Cognitive Behavioral Therapy at Eastside
Cognitive behavioral therapy (CBT) is a talking therapy that can assist you in dealing with problems by altering your thoughts and behavior. It has the potential to be beneficial for various mental health conditions, such as anxiety or depression.
Your therapist uses CBT to teach you how to recognize and alter negative thought patterns that cause emotional distress. Doing so can lead to more positive feelings and behaviors, which in turn improve your overall wellbeing.
At your initial session with your therapist, you and they will identify any troubling situations or conditions you would like to address. These could include symptoms of a mental health disorder or problems in your life such as medical issues, relationship troubles, grief or anger issues. Additionally, both of you will discuss desired outcomes.
Your therapist and you will also discuss how to maximize the benefit of CBT. This could involve attending regular sessions, doing homework or doing exercises outside of therapy.
CBT helps you comprehend the connection between your emotions and behaviors, known as “the mind-body connection.” This theory can assist in recognizing negative thought patterns that could cause issues and then teaching you how to alter them.

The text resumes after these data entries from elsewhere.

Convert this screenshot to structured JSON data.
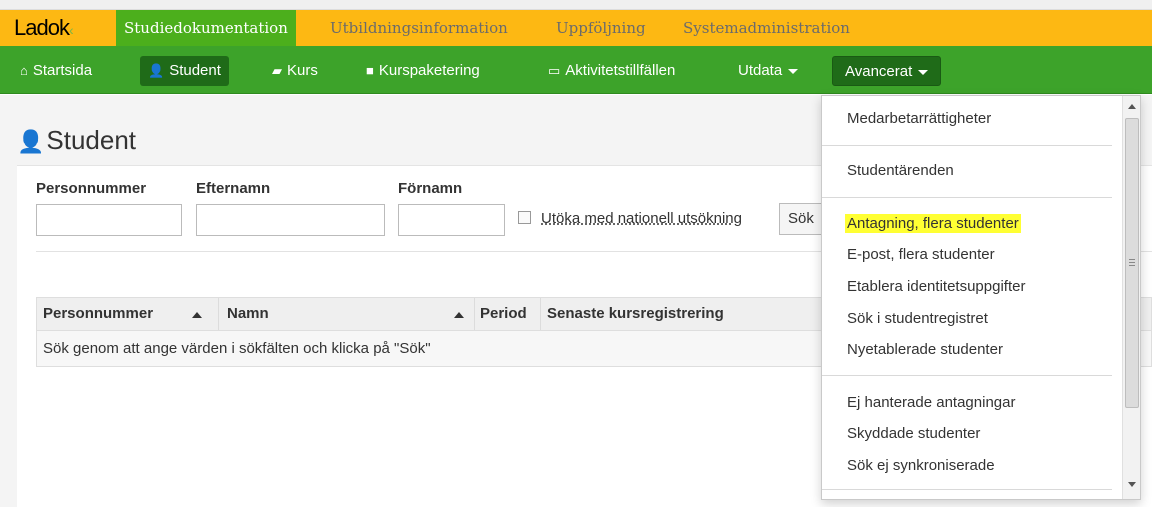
{
  "logo": {
    "text": "Ladok"
  },
  "top_tabs": [
    {
      "label": "Studiedokumentation",
      "active": true
    },
    {
      "label": "Utbildningsinformation",
      "active": false
    },
    {
      "label": "Uppföljning",
      "active": false
    },
    {
      "label": "Systemadministration",
      "active": false
    }
  ],
  "nav": [
    {
      "label": "Startsida",
      "icon": "home-icon"
    },
    {
      "label": "Student",
      "icon": "user-icon",
      "active": true
    },
    {
      "label": "Kurs",
      "icon": "book-icon"
    },
    {
      "label": "Kurspaketering",
      "icon": "folder-icon"
    },
    {
      "label": "Aktivitetstillfällen",
      "icon": "calendar-icon"
    },
    {
      "label": "Utdata",
      "icon": "caret-down-icon"
    },
    {
      "label": "Avancerat",
      "icon": "caret-down-icon",
      "open": true
    }
  ],
  "page": {
    "title": "Student",
    "title_icon": "user-icon"
  },
  "form": {
    "personnummer_label": "Personnummer",
    "efternamn_label": "Efternamn",
    "fornamn_label": "Förnamn",
    "personnummer_value": "",
    "efternamn_value": "",
    "fornamn_value": "",
    "national_search_label": "Utöka med nationell utsökning",
    "national_search_checked": false,
    "search_button": "Sök"
  },
  "table": {
    "headers": [
      "Personnummer",
      "Namn",
      "Period",
      "Senaste kursregistrering"
    ],
    "empty_message": "Sök genom att ange värden i sökfälten och klicka på \"Sök\""
  },
  "dropdown": {
    "groups": [
      [
        "Medarbetarrättigheter"
      ],
      [
        "Studentärenden"
      ],
      [
        "Antagning, flera studenter",
        "E-post, flera studenter",
        "Etablera identitetsuppgifter",
        "Sök i studentregistret",
        "Nyetablerade studenter"
      ],
      [
        "Ej hanterade antagningar",
        "Skyddade studenter",
        "Sök ej synkroniserade"
      ]
    ],
    "highlighted": "Antagning, flera studenter",
    "highlight_color": "#ffff33"
  },
  "colors": {
    "topbar": "#fdb813",
    "navbar": "#3da32a",
    "active_tab": "#4caf1c",
    "nav_active": "#1f6b18"
  }
}
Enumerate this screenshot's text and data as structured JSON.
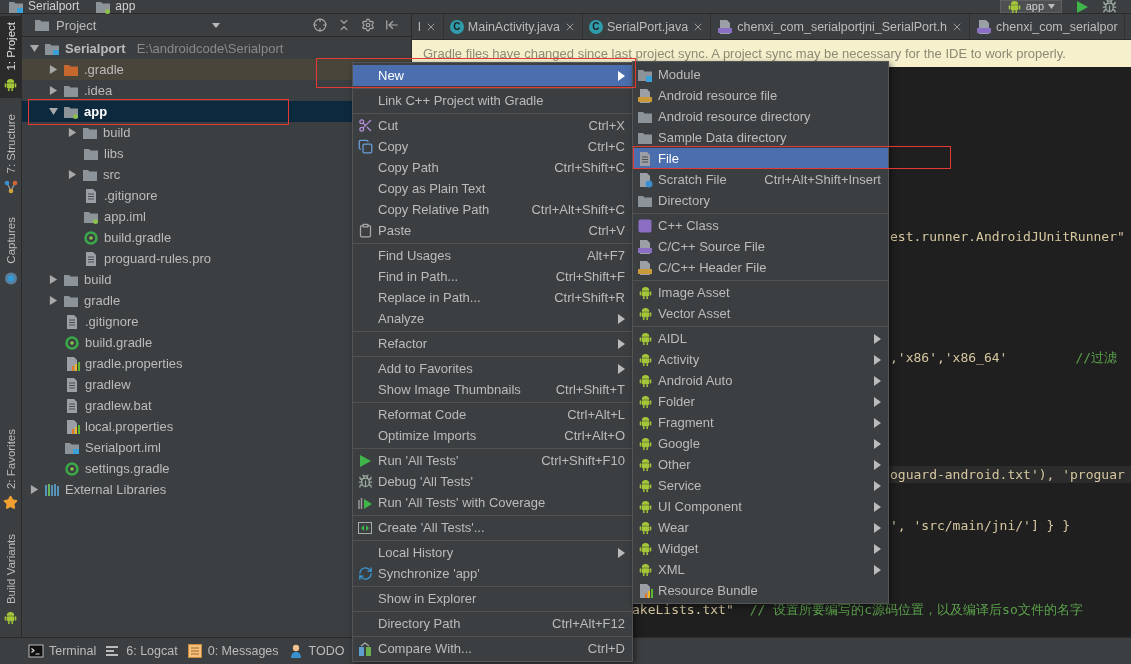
{
  "top_bar": {
    "breadcrumbs": [
      "Serialport",
      "app"
    ],
    "run_config": "app"
  },
  "tool_strip": {
    "top": [
      {
        "label": "1: Project",
        "kind": "android",
        "selected": true
      },
      {
        "label": "7: Structure",
        "kind": "structure",
        "selected": false
      },
      {
        "label": "Captures",
        "kind": "captures",
        "selected": false
      }
    ],
    "bottom": [
      {
        "label": "2: Favorites",
        "kind": "star",
        "selected": false
      },
      {
        "label": "Build Variants",
        "kind": "android",
        "selected": false
      }
    ]
  },
  "project_panel": {
    "title": "Project",
    "tree": [
      {
        "name": "Serialport",
        "path": "E:\\androidcode\\Serialport",
        "kind": "project-folder",
        "expanded": true,
        "selected": false,
        "highlighted": false,
        "children": [
          {
            "name": ".gradle",
            "kind": "excluded-folder",
            "expanded": false,
            "selected": false,
            "highlighted": true
          },
          {
            "name": ".idea",
            "kind": "folder",
            "expanded": false,
            "selected": false,
            "highlighted": false
          },
          {
            "name": "app",
            "kind": "module-folder",
            "expanded": true,
            "selected": true,
            "highlighted": false,
            "children": [
              {
                "name": "build",
                "kind": "folder",
                "expanded": false,
                "selected": false,
                "highlighted": false
              },
              {
                "name": "libs",
                "kind": "folder",
                "selected": false,
                "highlighted": false
              },
              {
                "name": "src",
                "kind": "folder",
                "expanded": false,
                "selected": false,
                "highlighted": false
              },
              {
                "name": ".gitignore",
                "kind": "text-file",
                "selected": false,
                "highlighted": false
              },
              {
                "name": "app.iml",
                "kind": "module-folder",
                "selected": false,
                "highlighted": false
              },
              {
                "name": "build.gradle",
                "kind": "gradle-file",
                "selected": false,
                "highlighted": false
              },
              {
                "name": "proguard-rules.pro",
                "kind": "text-file",
                "selected": false,
                "highlighted": false
              }
            ]
          },
          {
            "name": "build",
            "kind": "folder",
            "expanded": false,
            "selected": false,
            "highlighted": false
          },
          {
            "name": "gradle",
            "kind": "folder",
            "expanded": false,
            "selected": false,
            "highlighted": false
          },
          {
            "name": ".gitignore",
            "kind": "text-file",
            "selected": false,
            "highlighted": false
          },
          {
            "name": "build.gradle",
            "kind": "gradle-file",
            "selected": false,
            "highlighted": false
          },
          {
            "name": "gradle.properties",
            "kind": "properties-file",
            "selected": false,
            "highlighted": false
          },
          {
            "name": "gradlew",
            "kind": "text-file",
            "selected": false,
            "highlighted": false
          },
          {
            "name": "gradlew.bat",
            "kind": "text-file",
            "selected": false,
            "highlighted": false
          },
          {
            "name": "local.properties",
            "kind": "properties-file",
            "selected": false,
            "highlighted": false
          },
          {
            "name": "Serialport.iml",
            "kind": "project-folder",
            "selected": false,
            "highlighted": false
          },
          {
            "name": "settings.gradle",
            "kind": "gradle-file",
            "selected": false,
            "highlighted": false
          }
        ]
      },
      {
        "name": "External Libraries",
        "kind": "libraries",
        "expanded": false,
        "selected": false,
        "highlighted": false
      }
    ]
  },
  "editor": {
    "tabs": [
      {
        "label": "l",
        "kind": "plain",
        "selected": false
      },
      {
        "label": "MainActivity.java",
        "kind": "class",
        "badge": "C",
        "selected": false
      },
      {
        "label": "SerialPort.java",
        "kind": "class",
        "badge": "C",
        "selected": false
      },
      {
        "label": "chenxi_com_serialportjni_SerialPort.h",
        "kind": "header",
        "selected": false
      },
      {
        "label": "chenxi_com_serialpor",
        "kind": "header",
        "selected": false
      }
    ],
    "notification": "Gradle files have changed since last project sync. A project sync may be necessary for the IDE to work properly.",
    "code_lines": [
      {
        "current": false,
        "segments": [
          {
            "text": "est.runner.AndroidJUnitRunner\"",
            "kind": "string"
          }
        ]
      },
      {
        "current": false,
        "segments": [
          {
            "text": ",'x86','x86_64'",
            "kind": "string"
          },
          {
            "text": "//过滤",
            "kind": "comment"
          }
        ]
      },
      {
        "current": true,
        "segments": [
          {
            "text": "oguard-android.txt'), 'proguar",
            "kind": "string"
          }
        ]
      },
      {
        "current": false,
        "segments": [
          {
            "text": "', 'src/main/jni/'] } }",
            "kind": "string"
          }
        ]
      },
      {
        "current": false,
        "segments": [
          {
            "text": "akeLists.txt\"",
            "kind": "string"
          },
          {
            "text": "// 设置所要编写的c源码位置，以及编译后so文件的名字",
            "kind": "comment"
          }
        ]
      }
    ]
  },
  "context_menu": {
    "groups": [
      [
        {
          "label": "New",
          "kind": "plain",
          "submenu": true,
          "selected": true
        }
      ],
      [
        {
          "label": "Link C++ Project with Gradle",
          "kind": "plain",
          "submenu": false,
          "selected": false
        }
      ],
      [
        {
          "label": "Cut",
          "shortcut": "Ctrl+X",
          "kind": "cut",
          "submenu": false,
          "selected": false
        },
        {
          "label": "Copy",
          "shortcut": "Ctrl+C",
          "kind": "copy",
          "submenu": false,
          "selected": false
        },
        {
          "label": "Copy Path",
          "shortcut": "Ctrl+Shift+C",
          "kind": "plain",
          "submenu": false,
          "selected": false
        },
        {
          "label": "Copy as Plain Text",
          "kind": "plain",
          "submenu": false,
          "selected": false
        },
        {
          "label": "Copy Relative Path",
          "shortcut": "Ctrl+Alt+Shift+C",
          "kind": "plain",
          "submenu": false,
          "selected": false
        },
        {
          "label": "Paste",
          "shortcut": "Ctrl+V",
          "kind": "paste",
          "submenu": false,
          "selected": false
        }
      ],
      [
        {
          "label": "Find Usages",
          "shortcut": "Alt+F7",
          "kind": "plain",
          "submenu": false,
          "selected": false
        },
        {
          "label": "Find in Path...",
          "shortcut": "Ctrl+Shift+F",
          "kind": "plain",
          "submenu": false,
          "selected": false
        },
        {
          "label": "Replace in Path...",
          "shortcut": "Ctrl+Shift+R",
          "kind": "plain",
          "submenu": false,
          "selected": false
        },
        {
          "label": "Analyze",
          "kind": "plain",
          "submenu": true,
          "selected": false
        }
      ],
      [
        {
          "label": "Refactor",
          "kind": "plain",
          "submenu": true,
          "selected": false
        }
      ],
      [
        {
          "label": "Add to Favorites",
          "kind": "plain",
          "submenu": true,
          "selected": false
        },
        {
          "label": "Show Image Thumbnails",
          "shortcut": "Ctrl+Shift+T",
          "kind": "plain",
          "submenu": false,
          "selected": false
        }
      ],
      [
        {
          "label": "Reformat Code",
          "shortcut": "Ctrl+Alt+L",
          "kind": "plain",
          "submenu": false,
          "selected": false
        },
        {
          "label": "Optimize Imports",
          "shortcut": "Ctrl+Alt+O",
          "kind": "plain",
          "submenu": false,
          "selected": false
        }
      ],
      [
        {
          "label": "Run 'All Tests'",
          "shortcut": "Ctrl+Shift+F10",
          "kind": "run",
          "submenu": false,
          "selected": false
        },
        {
          "label": "Debug 'All Tests'",
          "kind": "debug",
          "submenu": false,
          "selected": false
        },
        {
          "label": "Run 'All Tests' with Coverage",
          "kind": "coverage",
          "submenu": false,
          "selected": false
        }
      ],
      [
        {
          "label": "Create 'All Tests'...",
          "kind": "create-tests",
          "submenu": false,
          "selected": false
        }
      ],
      [
        {
          "label": "Local History",
          "kind": "plain",
          "submenu": true,
          "selected": false
        },
        {
          "label": "Synchronize 'app'",
          "kind": "sync",
          "submenu": false,
          "selected": false
        }
      ],
      [
        {
          "label": "Show in Explorer",
          "kind": "plain",
          "submenu": false,
          "selected": false
        }
      ],
      [
        {
          "label": "Directory Path",
          "shortcut": "Ctrl+Alt+F12",
          "kind": "plain",
          "submenu": false,
          "selected": false
        }
      ],
      [
        {
          "label": "Compare With...",
          "shortcut": "Ctrl+D",
          "kind": "compare",
          "submenu": false,
          "selected": false
        }
      ]
    ]
  },
  "new_submenu": {
    "groups": [
      [
        {
          "label": "Module",
          "kind": "module",
          "submenu": false,
          "selected": false
        },
        {
          "label": "Android resource file",
          "kind": "res-file",
          "submenu": false,
          "selected": false
        },
        {
          "label": "Android resource directory",
          "kind": "folder",
          "submenu": false,
          "selected": false
        },
        {
          "label": "Sample Data directory",
          "kind": "folder",
          "submenu": false,
          "selected": false
        },
        {
          "label": "File",
          "kind": "file",
          "submenu": false,
          "selected": true
        },
        {
          "label": "Scratch File",
          "shortcut": "Ctrl+Alt+Shift+Insert",
          "kind": "scratch",
          "submenu": false,
          "selected": false
        },
        {
          "label": "Directory",
          "kind": "folder",
          "submenu": false,
          "selected": false
        }
      ],
      [
        {
          "label": "C++ Class",
          "kind": "cpp-class",
          "submenu": false,
          "selected": false
        },
        {
          "label": "C/C++ Source File",
          "kind": "cpp-source",
          "submenu": false,
          "selected": false
        },
        {
          "label": "C/C++ Header File",
          "kind": "cpp-header",
          "submenu": false,
          "selected": false
        }
      ],
      [
        {
          "label": "Image Asset",
          "kind": "android",
          "submenu": false,
          "selected": false
        },
        {
          "label": "Vector Asset",
          "kind": "android",
          "submenu": false,
          "selected": false
        }
      ],
      [
        {
          "label": "AIDL",
          "kind": "android",
          "submenu": true,
          "selected": false
        },
        {
          "label": "Activity",
          "kind": "android",
          "submenu": true,
          "selected": false
        },
        {
          "label": "Android Auto",
          "kind": "android",
          "submenu": true,
          "selected": false
        },
        {
          "label": "Folder",
          "kind": "android",
          "submenu": true,
          "selected": false
        },
        {
          "label": "Fragment",
          "kind": "android",
          "submenu": true,
          "selected": false
        },
        {
          "label": "Google",
          "kind": "android",
          "submenu": true,
          "selected": false
        },
        {
          "label": "Other",
          "kind": "android",
          "submenu": true,
          "selected": false
        },
        {
          "label": "Service",
          "kind": "android",
          "submenu": true,
          "selected": false
        },
        {
          "label": "UI Component",
          "kind": "android",
          "submenu": true,
          "selected": false
        },
        {
          "label": "Wear",
          "kind": "android",
          "submenu": true,
          "selected": false
        },
        {
          "label": "Widget",
          "kind": "android",
          "submenu": true,
          "selected": false
        },
        {
          "label": "XML",
          "kind": "android",
          "submenu": true,
          "selected": false
        },
        {
          "label": "Resource Bundle",
          "kind": "bundle",
          "submenu": false,
          "selected": false
        }
      ]
    ]
  },
  "bottom_bar": [
    {
      "label": "Terminal",
      "kind": "terminal"
    },
    {
      "label": "6: Logcat",
      "kind": "logcat"
    },
    {
      "label": "0: Messages",
      "kind": "messages"
    },
    {
      "label": "TODO",
      "kind": "todo"
    }
  ]
}
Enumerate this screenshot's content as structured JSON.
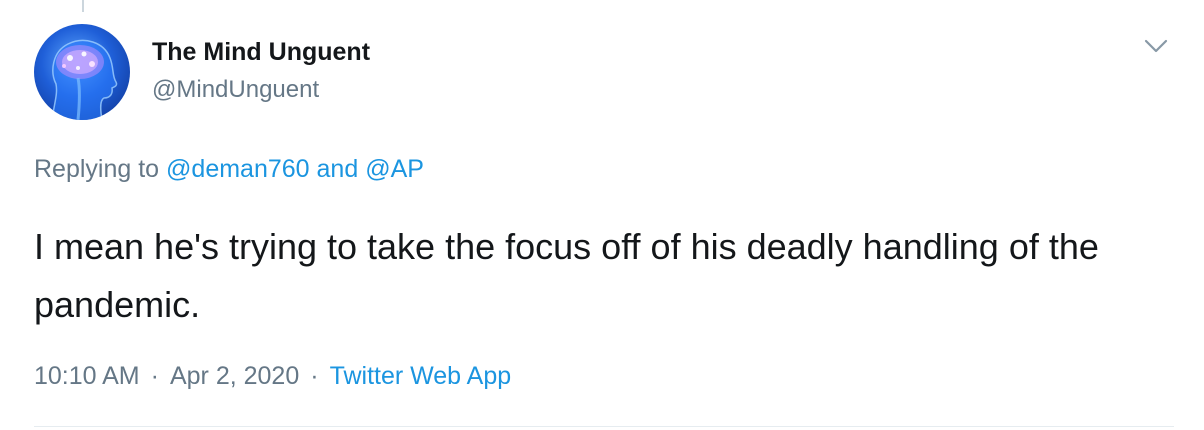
{
  "author": {
    "name": "The Mind Unguent",
    "handle": "@MindUnguent",
    "avatar_icon": "brain-avatar-icon"
  },
  "reply": {
    "prefix": "Replying to",
    "mentions": [
      "@deman760",
      "@AP"
    ],
    "conjunction": "and"
  },
  "tweet": {
    "text": "I mean he's trying to take the focus off of his deadly handling of the pandemic."
  },
  "meta": {
    "time": "10:10 AM",
    "date": "Apr 2, 2020",
    "source": "Twitter Web App",
    "separator": "·"
  },
  "colors": {
    "text": "#14171a",
    "secondary": "#657786",
    "link": "#1b95e0",
    "divider": "#e6ecf0"
  },
  "icons": {
    "more_menu": "chevron-down-icon"
  }
}
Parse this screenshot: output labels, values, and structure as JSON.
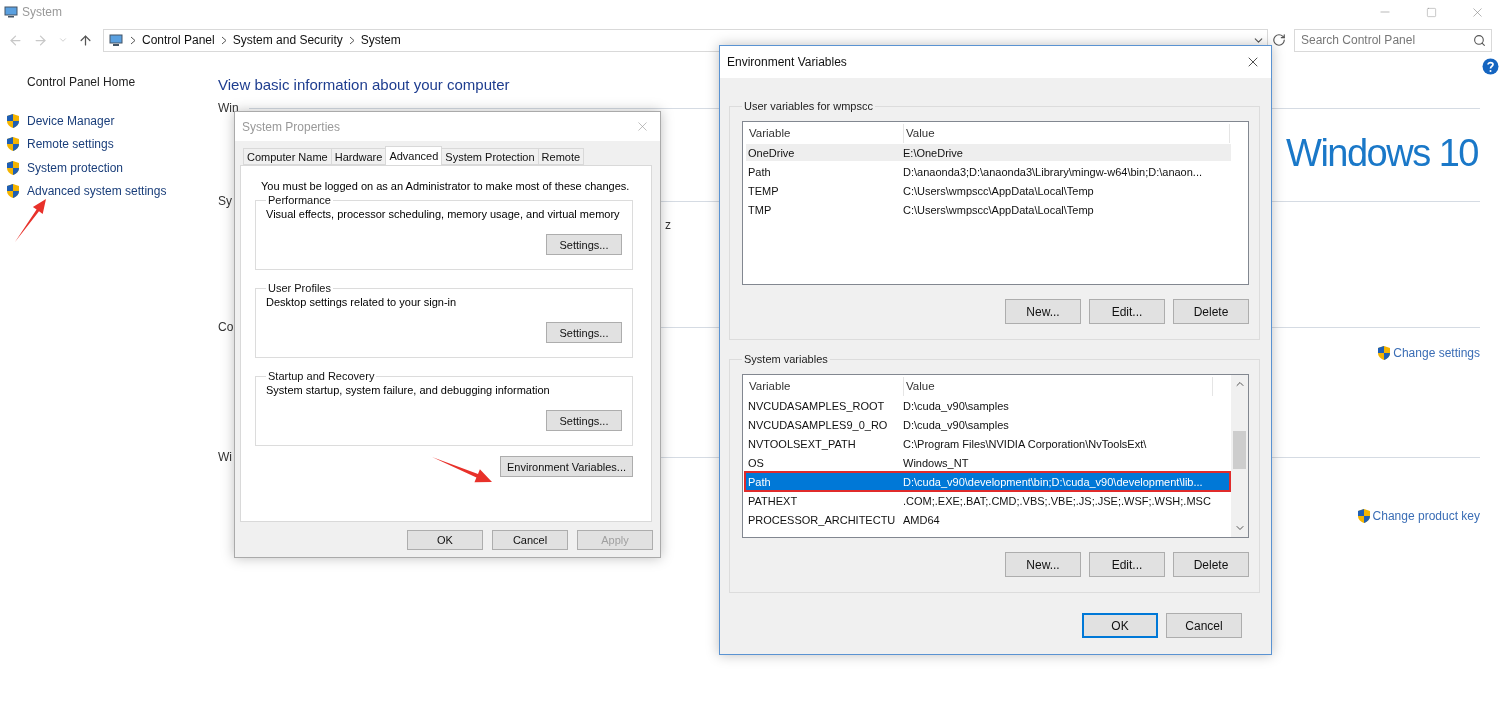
{
  "window": {
    "title": "System"
  },
  "address_bar": {
    "breadcrumb": [
      "Control Panel",
      "System and Security",
      "System"
    ]
  },
  "search": {
    "placeholder": "Search Control Panel"
  },
  "sidebar": {
    "home": "Control Panel Home",
    "items": [
      {
        "label": "Device Manager"
      },
      {
        "label": "Remote settings"
      },
      {
        "label": "System protection"
      },
      {
        "label": "Advanced system settings"
      }
    ]
  },
  "main": {
    "heading": "View basic information about your computer",
    "sections": [
      {
        "label": "Win",
        "logo": "Windows 10"
      },
      {
        "label": "Sy",
        "detail": "z"
      },
      {
        "label": "Co",
        "link": "Change settings"
      },
      {
        "label": "Wi",
        "link": "Change product key"
      }
    ]
  },
  "system_properties": {
    "title": "System Properties",
    "tabs": [
      {
        "label": "Computer Name",
        "selected": false
      },
      {
        "label": "Hardware",
        "selected": false
      },
      {
        "label": "Advanced",
        "selected": true
      },
      {
        "label": "System Protection",
        "selected": false
      },
      {
        "label": "Remote",
        "selected": false
      }
    ],
    "notice": "You must be logged on as an Administrator to make most of these changes.",
    "groups": [
      {
        "title": "Performance",
        "description": "Visual effects, processor scheduling, memory usage, and virtual memory",
        "button": "Settings..."
      },
      {
        "title": "User Profiles",
        "description": "Desktop settings related to your sign-in",
        "button": "Settings..."
      },
      {
        "title": "Startup and Recovery",
        "description": "System startup, system failure, and debugging information",
        "button": "Settings..."
      }
    ],
    "env_button": "Environment Variables...",
    "buttons": [
      {
        "label": "OK",
        "disabled": false
      },
      {
        "label": "Cancel",
        "disabled": false
      },
      {
        "label": "Apply",
        "disabled": true
      }
    ]
  },
  "environment_variables": {
    "title": "Environment Variables",
    "user_vars": {
      "title": "User variables for wmpscc",
      "focused": false,
      "columns": [
        "Variable",
        "Value"
      ],
      "rows": [
        {
          "variable": "OneDrive",
          "value": "E:\\OneDrive",
          "selected": true,
          "highlighted": false
        },
        {
          "variable": "Path",
          "value": "D:\\anaonda3;D:\\anaonda3\\Library\\mingw-w64\\bin;D:\\anaon...",
          "selected": false,
          "highlighted": false
        },
        {
          "variable": "TEMP",
          "value": "C:\\Users\\wmpscc\\AppData\\Local\\Temp",
          "selected": false,
          "highlighted": false
        },
        {
          "variable": "TMP",
          "value": "C:\\Users\\wmpscc\\AppData\\Local\\Temp",
          "selected": false,
          "highlighted": false
        }
      ],
      "buttons": [
        "New...",
        "Edit...",
        "Delete"
      ]
    },
    "system_vars": {
      "title": "System variables",
      "focused": true,
      "columns": [
        "Variable",
        "Value"
      ],
      "rows": [
        {
          "variable": "NVCUDASAMPLES_ROOT",
          "value": "D:\\cuda_v90\\samples",
          "selected": false,
          "highlighted": false
        },
        {
          "variable": "NVCUDASAMPLES9_0_RO",
          "value": "D:\\cuda_v90\\samples",
          "selected": false,
          "highlighted": false
        },
        {
          "variable": "NVTOOLSEXT_PATH",
          "value": "C:\\Program Files\\NVIDIA Corporation\\NvToolsExt\\",
          "selected": false,
          "highlighted": false
        },
        {
          "variable": "OS",
          "value": "Windows_NT",
          "selected": false,
          "highlighted": false
        },
        {
          "variable": "Path",
          "value": "D:\\cuda_v90\\development\\bin;D:\\cuda_v90\\development\\lib...",
          "selected": true,
          "highlighted": true
        },
        {
          "variable": "PATHEXT",
          "value": ".COM;.EXE;.BAT;.CMD;.VBS;.VBE;.JS;.JSE;.WSF;.WSH;.MSC",
          "selected": false,
          "highlighted": false
        },
        {
          "variable": "PROCESSOR_ARCHITECTU",
          "value": "AMD64",
          "selected": false,
          "highlighted": false
        }
      ],
      "buttons": [
        "New...",
        "Edit...",
        "Delete"
      ]
    },
    "buttons": [
      {
        "label": "OK",
        "default": true
      },
      {
        "label": "Cancel",
        "default": false
      }
    ]
  }
}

Some common CBT techniques include:
Situation exposure, also known as situation listing, involves ranking situations or things that cause you distress according to their level of discomfort and gradually exposing yourself to them until you feel less anxious about them.
Systematic desensitization, similar to situation exposure, involves learning relaxation techniques for managing your feelings in trying circumstances.
Meditation, which involves paying attention to your thoughts and allowing them to pass without judgment, is another technique that can help you learn how to relax your mind and body.
Self-talk, which is the conversation you have with yourself about a situation, can also be employed in CBT to help you gain control over your thoughts and emotions. Doing so can encourage an optimistic outlook on life’s events as well as enhance positive responses to stressful scenarios.
Your therapist may ask you to write down your thoughts about various situations in a journal. Doing this helps you recall what occurred and provides an opportunity to examine how your beliefs are influencing your feelings and behaviors.
The therapist will also motivate and assist you in applying your new skills and behaviors in everyday life, such as making healthier choices and taking action when necessary. This could be done through group therapy or individual counseling.
In your sessions with your therapist, you and they will work on developing new skills such as mindfulness meditation that can help regulate thoughts, emotions and behaviors. You may also need to do some homework – this could include keeping a journal or reading a book.
If you’re thinking about beginning therapy, reach out to a local provider to see what options are available in your area. Or sign up with an online service like BetterHelp which matches you with a therapist within 48 hours.